2. Self-discovery and trying new things
In order to discover our strengths and passions, we need to try new things. Extracurricular activities offer young people a chance to experiment with different experiences and activities, and find out whether they like them. All the while, children are building a stronger sense of who they are and what is important to them.
3. Go beyond classroom learning
School is governed by timetables, standards, assessments and curricula. How often are children given the opportunity to learn outside of these formal structures? Or deepen their understanding of an area simply to satisfy their hunger for it? Or challenge normal behaviour, try something outside of their comfort zone or come into contact with a whole new set of peers? The best extracurricular programmes may support academic study, but they should also deliver an experience which takes children far above and beyond the time they spend in school.
4. Develop people skills
Joining new clubs and groups necessarily forces children to make new connections. Through extended learning activities, children learn collaboration, teamwork, leadership skills and the importance of working together despite differences to reach a common goal.
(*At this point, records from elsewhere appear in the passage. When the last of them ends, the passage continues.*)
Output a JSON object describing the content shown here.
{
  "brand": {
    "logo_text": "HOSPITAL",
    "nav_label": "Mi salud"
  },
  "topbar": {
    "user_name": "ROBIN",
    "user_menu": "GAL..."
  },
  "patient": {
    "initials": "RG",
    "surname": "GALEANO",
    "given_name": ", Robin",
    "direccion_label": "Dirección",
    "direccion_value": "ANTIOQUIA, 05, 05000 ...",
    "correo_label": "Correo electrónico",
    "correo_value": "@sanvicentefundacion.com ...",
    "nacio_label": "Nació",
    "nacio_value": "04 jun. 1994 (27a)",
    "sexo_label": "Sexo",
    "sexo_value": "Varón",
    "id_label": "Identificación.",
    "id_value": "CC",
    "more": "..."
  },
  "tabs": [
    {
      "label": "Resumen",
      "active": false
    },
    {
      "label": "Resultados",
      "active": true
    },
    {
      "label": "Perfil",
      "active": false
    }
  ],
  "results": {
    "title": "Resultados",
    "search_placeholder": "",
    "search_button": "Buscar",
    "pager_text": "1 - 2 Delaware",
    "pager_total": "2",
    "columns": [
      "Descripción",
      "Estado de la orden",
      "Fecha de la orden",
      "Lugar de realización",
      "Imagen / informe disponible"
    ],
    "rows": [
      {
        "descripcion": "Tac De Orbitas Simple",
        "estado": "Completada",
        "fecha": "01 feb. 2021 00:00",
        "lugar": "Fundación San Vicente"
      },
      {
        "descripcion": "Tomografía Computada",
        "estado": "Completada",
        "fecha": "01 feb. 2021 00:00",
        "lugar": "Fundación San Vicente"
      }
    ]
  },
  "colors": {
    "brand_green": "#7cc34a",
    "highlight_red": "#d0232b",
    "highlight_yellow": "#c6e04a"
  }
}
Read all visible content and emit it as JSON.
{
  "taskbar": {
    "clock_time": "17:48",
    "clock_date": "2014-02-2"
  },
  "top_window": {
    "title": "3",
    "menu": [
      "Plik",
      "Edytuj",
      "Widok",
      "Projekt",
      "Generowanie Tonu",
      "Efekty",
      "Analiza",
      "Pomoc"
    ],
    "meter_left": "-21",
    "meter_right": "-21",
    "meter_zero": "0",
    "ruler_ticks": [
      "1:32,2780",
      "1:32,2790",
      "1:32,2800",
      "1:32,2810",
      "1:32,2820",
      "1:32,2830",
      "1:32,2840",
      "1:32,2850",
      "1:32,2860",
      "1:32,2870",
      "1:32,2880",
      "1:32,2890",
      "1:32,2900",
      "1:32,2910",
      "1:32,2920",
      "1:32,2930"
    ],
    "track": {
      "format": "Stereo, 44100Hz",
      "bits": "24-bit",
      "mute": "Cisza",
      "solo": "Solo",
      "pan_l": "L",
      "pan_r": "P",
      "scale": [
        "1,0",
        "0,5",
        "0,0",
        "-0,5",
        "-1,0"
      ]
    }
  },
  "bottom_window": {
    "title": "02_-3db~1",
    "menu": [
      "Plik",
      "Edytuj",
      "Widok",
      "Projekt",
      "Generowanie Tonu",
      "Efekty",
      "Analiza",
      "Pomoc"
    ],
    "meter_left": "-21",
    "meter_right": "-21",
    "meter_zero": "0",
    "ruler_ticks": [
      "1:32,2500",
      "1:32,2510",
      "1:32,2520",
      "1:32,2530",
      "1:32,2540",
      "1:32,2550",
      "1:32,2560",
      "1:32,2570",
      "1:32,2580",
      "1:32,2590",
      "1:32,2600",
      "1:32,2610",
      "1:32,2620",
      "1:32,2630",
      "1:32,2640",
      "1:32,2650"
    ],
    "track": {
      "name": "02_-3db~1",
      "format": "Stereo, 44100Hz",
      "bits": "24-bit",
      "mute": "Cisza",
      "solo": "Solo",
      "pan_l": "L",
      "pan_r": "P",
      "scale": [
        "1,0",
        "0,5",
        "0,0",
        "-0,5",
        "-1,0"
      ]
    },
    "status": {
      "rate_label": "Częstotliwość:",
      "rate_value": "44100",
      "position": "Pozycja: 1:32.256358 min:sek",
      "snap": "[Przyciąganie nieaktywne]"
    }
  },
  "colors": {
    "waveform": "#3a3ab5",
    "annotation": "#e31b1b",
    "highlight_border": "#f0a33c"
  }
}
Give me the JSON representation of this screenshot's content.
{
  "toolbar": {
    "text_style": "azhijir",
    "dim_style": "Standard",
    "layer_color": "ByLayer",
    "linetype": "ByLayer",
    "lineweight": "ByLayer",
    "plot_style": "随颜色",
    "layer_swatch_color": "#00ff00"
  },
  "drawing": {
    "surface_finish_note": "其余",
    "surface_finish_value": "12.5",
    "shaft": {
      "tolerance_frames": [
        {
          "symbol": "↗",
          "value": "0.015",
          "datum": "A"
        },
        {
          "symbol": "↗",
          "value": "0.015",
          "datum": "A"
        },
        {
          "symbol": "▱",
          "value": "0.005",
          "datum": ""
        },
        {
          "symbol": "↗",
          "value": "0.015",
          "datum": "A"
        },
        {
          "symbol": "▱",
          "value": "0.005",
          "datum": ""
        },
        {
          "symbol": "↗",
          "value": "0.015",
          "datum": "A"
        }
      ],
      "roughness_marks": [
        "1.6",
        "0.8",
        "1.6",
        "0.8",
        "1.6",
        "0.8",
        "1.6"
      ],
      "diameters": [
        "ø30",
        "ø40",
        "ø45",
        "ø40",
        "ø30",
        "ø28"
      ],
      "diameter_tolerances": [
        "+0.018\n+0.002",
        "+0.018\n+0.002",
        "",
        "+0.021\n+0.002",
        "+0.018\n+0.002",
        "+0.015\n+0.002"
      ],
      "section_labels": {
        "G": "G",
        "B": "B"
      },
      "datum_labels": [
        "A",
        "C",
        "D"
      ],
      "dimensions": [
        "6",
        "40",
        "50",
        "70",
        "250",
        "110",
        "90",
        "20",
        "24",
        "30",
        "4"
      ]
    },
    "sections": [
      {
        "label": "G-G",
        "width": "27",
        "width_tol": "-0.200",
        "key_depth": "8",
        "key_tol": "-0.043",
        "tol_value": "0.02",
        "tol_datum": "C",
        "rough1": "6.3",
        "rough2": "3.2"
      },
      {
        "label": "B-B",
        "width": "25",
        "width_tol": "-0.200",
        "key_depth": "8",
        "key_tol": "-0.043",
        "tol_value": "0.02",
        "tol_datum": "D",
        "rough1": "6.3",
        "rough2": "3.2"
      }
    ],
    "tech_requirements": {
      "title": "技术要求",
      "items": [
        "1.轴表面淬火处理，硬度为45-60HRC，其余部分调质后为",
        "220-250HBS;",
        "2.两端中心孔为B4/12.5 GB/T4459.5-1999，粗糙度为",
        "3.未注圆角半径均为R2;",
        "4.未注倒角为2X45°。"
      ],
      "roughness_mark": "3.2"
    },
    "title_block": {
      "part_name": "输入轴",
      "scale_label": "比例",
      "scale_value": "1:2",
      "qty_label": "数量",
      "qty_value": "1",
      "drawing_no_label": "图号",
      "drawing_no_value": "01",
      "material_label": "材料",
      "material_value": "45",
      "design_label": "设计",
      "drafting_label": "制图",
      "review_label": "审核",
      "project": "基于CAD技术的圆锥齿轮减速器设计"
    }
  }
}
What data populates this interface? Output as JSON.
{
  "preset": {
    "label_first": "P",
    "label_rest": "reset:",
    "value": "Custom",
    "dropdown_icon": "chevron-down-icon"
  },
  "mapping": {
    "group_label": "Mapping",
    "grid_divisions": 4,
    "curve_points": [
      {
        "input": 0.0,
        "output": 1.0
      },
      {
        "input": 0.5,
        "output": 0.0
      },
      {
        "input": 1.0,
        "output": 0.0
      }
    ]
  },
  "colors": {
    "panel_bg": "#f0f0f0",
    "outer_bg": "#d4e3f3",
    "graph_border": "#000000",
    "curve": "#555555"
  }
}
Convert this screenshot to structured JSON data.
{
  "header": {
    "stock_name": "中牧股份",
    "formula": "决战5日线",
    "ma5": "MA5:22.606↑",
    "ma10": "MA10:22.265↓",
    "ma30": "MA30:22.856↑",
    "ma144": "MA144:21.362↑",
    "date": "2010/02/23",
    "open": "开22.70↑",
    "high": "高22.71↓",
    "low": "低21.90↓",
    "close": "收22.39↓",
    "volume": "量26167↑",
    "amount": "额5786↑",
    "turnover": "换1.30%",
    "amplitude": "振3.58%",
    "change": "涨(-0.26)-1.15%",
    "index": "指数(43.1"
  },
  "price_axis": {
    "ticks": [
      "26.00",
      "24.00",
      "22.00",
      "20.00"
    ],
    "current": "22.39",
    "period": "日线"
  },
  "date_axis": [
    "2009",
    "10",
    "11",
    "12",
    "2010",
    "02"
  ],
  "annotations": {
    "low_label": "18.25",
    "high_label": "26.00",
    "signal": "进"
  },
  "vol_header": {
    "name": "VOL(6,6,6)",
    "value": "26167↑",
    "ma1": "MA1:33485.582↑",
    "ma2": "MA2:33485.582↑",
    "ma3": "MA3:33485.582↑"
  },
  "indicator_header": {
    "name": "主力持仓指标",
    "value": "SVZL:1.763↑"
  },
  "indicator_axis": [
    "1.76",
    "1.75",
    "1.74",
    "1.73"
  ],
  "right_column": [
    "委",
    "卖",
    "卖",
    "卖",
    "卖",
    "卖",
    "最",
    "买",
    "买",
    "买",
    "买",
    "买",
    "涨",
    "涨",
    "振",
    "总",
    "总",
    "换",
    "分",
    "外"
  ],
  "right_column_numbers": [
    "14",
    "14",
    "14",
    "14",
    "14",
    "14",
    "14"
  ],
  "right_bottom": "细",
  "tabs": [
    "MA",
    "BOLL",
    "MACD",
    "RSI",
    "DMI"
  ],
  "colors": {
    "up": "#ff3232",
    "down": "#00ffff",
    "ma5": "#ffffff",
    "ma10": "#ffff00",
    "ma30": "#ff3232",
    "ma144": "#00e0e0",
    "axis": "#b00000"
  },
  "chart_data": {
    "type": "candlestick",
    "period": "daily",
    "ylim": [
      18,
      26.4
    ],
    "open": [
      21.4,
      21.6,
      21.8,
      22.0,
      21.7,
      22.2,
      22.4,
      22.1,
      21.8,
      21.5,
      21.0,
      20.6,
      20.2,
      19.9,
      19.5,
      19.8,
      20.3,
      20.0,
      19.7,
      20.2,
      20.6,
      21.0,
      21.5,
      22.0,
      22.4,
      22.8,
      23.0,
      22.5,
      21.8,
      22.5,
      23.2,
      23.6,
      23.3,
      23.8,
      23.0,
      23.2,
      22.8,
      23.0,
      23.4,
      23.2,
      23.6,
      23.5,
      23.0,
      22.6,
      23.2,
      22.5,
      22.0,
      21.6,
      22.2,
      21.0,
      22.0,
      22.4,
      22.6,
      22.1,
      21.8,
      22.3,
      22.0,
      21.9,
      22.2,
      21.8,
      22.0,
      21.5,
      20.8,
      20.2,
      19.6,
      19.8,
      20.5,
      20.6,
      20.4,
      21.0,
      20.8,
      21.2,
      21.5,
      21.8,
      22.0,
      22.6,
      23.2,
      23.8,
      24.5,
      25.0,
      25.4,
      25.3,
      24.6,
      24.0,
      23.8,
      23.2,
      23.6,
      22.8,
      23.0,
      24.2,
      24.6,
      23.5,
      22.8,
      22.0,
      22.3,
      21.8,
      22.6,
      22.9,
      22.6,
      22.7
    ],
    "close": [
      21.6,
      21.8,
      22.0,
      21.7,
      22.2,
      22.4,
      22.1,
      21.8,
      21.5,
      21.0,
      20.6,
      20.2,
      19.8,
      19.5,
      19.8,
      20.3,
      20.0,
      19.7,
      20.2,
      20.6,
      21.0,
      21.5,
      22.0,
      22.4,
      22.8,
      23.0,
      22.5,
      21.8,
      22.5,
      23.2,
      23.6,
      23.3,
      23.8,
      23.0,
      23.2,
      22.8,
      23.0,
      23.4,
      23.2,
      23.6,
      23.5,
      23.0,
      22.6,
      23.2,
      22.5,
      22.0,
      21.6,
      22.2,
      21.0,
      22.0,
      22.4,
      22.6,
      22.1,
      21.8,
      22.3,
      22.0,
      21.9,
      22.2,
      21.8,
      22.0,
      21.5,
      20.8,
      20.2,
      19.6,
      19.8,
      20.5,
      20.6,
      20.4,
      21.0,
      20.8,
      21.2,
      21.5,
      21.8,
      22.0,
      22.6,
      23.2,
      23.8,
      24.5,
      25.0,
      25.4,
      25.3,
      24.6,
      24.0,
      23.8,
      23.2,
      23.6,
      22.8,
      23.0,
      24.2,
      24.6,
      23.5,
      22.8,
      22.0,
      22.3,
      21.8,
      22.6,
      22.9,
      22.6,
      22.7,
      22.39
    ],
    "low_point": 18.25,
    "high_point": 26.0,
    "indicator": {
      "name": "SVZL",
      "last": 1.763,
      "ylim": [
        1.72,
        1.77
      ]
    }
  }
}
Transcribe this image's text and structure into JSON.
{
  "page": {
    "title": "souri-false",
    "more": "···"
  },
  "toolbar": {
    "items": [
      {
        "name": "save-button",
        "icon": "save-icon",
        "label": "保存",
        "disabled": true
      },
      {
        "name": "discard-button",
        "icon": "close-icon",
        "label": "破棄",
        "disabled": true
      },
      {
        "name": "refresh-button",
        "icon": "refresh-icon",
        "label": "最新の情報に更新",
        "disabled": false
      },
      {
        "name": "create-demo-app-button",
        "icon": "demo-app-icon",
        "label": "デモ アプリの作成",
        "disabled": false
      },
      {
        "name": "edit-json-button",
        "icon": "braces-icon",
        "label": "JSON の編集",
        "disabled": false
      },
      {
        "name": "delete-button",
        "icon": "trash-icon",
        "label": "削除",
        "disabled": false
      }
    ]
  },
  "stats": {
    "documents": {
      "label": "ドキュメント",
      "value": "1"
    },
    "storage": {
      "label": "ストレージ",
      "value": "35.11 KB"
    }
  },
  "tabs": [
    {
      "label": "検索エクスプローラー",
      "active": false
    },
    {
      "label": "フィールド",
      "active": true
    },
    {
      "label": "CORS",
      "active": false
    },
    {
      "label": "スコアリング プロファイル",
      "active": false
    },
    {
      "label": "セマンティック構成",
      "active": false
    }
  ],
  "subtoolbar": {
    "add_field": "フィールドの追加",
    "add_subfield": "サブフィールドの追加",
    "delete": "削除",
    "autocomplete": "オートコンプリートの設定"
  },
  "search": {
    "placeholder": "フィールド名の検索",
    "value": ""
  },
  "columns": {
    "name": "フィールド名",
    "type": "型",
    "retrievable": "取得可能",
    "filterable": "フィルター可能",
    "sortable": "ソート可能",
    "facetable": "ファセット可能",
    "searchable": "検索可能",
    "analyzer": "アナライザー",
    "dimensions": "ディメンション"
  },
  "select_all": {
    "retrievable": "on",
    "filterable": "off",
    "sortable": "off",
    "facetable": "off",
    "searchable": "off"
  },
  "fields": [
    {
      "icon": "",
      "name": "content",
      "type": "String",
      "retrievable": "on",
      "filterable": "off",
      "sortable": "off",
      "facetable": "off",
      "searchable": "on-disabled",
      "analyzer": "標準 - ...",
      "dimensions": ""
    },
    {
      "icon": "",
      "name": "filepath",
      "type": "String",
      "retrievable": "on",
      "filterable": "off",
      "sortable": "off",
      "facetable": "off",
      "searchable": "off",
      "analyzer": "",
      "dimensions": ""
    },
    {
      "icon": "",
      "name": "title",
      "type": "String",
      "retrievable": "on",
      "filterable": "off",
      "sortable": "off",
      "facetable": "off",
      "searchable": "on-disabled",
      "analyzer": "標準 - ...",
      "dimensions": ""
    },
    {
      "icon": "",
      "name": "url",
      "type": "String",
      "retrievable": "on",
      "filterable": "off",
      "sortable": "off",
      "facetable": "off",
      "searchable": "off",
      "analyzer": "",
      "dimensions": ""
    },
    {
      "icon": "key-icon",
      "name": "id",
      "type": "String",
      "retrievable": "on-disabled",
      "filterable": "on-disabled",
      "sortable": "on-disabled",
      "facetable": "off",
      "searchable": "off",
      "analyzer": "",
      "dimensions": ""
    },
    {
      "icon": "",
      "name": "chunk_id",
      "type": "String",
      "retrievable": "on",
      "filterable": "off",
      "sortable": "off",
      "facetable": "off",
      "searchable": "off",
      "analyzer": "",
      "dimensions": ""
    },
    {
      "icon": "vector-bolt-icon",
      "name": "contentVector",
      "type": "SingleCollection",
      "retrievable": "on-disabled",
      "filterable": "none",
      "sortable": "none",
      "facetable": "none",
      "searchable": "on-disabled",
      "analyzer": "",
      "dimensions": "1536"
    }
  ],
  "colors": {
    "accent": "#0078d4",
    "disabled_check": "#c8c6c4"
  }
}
Practising these skills and building relationships with non-school peers can set young people up for a lifetime of healthy and productive professional and personal relationships.
5. For college and university applications
Getting into a leading higher education institution doesn’t just come down to academic achievement. Colleges and universities are looking for well-rounded individuals who can display leadership skills, demonstrate commitment and a hard-work ethic, and show active involvement in their community. These are core skills that children develop by taking part in extended learning activities.
6. Build confidence and self-esteem
Confidence and strength of character don’t just come from discovering that you are good at something. Knowing how to cope when faced with challenges can be just as pivotal in building self-esteem. With the right support and instruction, children can rise to success, but they also need to be allowed to fail in a safe environment, learn appropriate ways to deal with disappointment and practice dusting themselves off and trying again.
7. Make connections
We all crave connections with others who understand us – and at no time more than in the teenage years when social isolation can lead to depression and anxiety. Joining extended learning programmes means extending your social circle, whatever your age. Through extracurricular activities, children find communities of people with similar interests outside of school, where they can make friends, develop connections and reinforce their sense of identity.
8. For the opportunity to learn from the best
Whether your child takes part in extended learning activities to improve their academic performance, to master a skill or follow a passion, you want them to be able to access the very best standards of teaching. Who better to pass on their knowledge than highly qualified instructors with real-world experience and levels of skill recognised by public awards and accolades?
9. Find daily balance
With such a range of options available, it’s possible to use extended learning activities to provide balance for your children. Children who need to burn off energy will benefit from energetic and sporting activities, while others may benefit from activities which focus concentration, provide calm, quiet space, or which require social interaction. Whatever the unique needs of your child, you can help provide equilibrium and take care of their wellbeing.
10. Have fun
Ultimately, children have to enjoy activities in order to get the most out of them. So that it’s not merely an extension of the school day, extracurricular activities need to be exciting. They need to wow and thrill. They need to be lead by inspiring, passionate, energetic instructors and offer experiences beyond everyday reach.